As many of you have already read, the state Supreme Court ruled yesterday that Tim Eyman’s 2001 Initiative 747 was unconstitutional on a close 5-4 decision. That initiative limited increases in property tax collections to 1 percent per year unless voters approved higher amounts. The Supreme Court upheld a June 2006 King County Superior Court ruling that found voters were deceived by the initiative because the text of the measure misled voters about the substantive impact of the intiative on existing law.
While it is impossible to tell what this ruling means for your own property taxes in the short or long term, the ruling clearly puts the property tax issue right on the front burner for the 2008 legislative session. Already Governor Gregoire has asked local governments to resist raising property taxes, attempting to calm homeowner fears that in the words of Tim Eyman local governments “will be like pigs at the trough.”
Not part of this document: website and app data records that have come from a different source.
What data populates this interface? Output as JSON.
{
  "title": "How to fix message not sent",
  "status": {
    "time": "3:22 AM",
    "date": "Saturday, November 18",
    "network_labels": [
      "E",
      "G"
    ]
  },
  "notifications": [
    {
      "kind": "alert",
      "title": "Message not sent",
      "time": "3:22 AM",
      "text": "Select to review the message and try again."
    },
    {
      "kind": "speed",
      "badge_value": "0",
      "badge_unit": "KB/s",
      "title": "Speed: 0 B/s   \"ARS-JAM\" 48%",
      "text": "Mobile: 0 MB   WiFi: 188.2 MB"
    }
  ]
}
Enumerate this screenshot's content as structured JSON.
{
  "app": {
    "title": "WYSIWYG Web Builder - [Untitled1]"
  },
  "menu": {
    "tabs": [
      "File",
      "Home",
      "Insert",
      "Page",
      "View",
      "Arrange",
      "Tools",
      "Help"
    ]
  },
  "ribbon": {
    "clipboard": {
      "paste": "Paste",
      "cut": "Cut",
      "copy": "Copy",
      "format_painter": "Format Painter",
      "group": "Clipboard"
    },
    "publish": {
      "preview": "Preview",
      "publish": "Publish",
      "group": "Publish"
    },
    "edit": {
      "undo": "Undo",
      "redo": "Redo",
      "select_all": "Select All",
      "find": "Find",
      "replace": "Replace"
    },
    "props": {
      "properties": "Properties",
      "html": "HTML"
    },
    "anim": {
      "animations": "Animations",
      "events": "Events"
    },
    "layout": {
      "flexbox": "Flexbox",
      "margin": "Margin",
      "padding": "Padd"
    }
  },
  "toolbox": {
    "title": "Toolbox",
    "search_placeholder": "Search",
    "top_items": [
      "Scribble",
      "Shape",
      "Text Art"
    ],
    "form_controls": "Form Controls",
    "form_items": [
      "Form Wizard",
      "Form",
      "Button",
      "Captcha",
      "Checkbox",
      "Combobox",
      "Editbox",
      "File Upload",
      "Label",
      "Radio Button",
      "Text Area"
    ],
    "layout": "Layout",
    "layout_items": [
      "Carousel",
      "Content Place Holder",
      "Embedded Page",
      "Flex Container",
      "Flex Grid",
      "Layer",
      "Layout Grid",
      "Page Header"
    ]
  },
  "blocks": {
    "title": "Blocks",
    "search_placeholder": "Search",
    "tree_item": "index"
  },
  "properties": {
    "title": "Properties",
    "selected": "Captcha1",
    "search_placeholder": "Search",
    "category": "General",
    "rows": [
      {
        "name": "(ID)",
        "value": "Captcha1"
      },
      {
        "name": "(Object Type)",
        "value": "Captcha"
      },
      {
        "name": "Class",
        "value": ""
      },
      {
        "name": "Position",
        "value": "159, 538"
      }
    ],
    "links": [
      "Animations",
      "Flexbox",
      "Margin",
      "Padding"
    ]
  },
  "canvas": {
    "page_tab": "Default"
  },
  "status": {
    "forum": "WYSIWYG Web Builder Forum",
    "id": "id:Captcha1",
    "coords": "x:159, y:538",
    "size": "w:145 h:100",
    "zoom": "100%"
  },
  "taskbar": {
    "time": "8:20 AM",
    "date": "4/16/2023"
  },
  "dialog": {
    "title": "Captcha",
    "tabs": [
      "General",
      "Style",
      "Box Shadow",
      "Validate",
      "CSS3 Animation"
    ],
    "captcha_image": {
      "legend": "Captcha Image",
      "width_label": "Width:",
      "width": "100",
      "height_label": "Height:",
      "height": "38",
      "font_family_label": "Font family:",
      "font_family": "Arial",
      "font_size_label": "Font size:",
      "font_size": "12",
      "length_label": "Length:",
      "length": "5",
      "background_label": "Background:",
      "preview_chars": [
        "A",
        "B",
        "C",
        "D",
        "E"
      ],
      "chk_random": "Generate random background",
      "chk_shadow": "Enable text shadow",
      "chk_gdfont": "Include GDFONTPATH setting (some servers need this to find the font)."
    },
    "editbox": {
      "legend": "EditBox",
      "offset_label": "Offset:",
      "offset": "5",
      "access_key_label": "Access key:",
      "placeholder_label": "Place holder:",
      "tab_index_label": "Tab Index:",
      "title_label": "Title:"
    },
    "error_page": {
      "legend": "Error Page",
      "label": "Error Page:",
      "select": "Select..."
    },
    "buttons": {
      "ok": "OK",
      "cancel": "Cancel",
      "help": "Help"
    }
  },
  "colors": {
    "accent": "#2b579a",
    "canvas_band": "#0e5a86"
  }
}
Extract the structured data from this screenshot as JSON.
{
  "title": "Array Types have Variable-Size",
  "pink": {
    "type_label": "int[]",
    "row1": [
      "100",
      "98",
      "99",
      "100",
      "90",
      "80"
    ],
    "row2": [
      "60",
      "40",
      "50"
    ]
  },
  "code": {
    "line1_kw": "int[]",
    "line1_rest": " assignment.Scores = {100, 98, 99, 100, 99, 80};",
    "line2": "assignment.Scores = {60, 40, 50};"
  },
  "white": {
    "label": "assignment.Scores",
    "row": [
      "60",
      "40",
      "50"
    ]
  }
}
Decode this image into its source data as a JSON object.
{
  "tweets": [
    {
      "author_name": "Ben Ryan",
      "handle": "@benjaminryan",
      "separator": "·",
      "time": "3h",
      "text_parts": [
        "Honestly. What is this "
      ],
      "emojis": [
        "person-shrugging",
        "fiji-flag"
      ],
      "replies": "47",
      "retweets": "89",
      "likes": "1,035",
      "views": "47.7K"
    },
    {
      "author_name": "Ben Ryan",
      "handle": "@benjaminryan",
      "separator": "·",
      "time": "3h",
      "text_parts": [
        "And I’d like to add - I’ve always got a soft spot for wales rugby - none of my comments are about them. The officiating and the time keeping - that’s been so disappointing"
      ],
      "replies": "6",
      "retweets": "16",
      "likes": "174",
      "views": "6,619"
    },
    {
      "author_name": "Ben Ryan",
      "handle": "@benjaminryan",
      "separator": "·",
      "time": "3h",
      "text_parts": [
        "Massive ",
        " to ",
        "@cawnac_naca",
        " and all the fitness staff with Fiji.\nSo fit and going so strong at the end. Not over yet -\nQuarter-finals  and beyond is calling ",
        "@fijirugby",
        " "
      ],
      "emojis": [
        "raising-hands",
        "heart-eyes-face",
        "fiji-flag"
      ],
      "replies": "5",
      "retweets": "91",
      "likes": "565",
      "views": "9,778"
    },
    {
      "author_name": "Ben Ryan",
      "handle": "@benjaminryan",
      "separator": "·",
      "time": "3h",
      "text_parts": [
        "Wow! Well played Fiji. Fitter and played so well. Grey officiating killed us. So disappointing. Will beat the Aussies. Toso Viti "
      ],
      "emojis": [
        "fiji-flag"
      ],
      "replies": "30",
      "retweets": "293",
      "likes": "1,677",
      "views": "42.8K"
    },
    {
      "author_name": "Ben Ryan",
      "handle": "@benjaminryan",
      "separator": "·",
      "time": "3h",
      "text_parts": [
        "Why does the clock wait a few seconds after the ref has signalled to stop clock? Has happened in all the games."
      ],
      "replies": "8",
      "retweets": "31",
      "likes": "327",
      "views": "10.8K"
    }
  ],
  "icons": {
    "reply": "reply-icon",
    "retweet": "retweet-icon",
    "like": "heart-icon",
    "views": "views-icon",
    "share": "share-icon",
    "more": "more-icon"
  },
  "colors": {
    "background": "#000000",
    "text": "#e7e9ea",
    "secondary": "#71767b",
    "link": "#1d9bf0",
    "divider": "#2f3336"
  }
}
Both Democrats and Republican legislators seem to agree that some sort of property tax cap will need to be re-enacted, but the question is what sort of cap can get enough votes in both chambers? Given the failure on election day of tax increases for transportation in Proposition 1 and a sales tax increase for social programs in Thurston County, many members are sensing the public is back in a strong “no tax” mood. Expect some pushback from local government officials, though, who have struggled to maintain service levels for the past several years while having to live within the constraints of the 1 percent limit.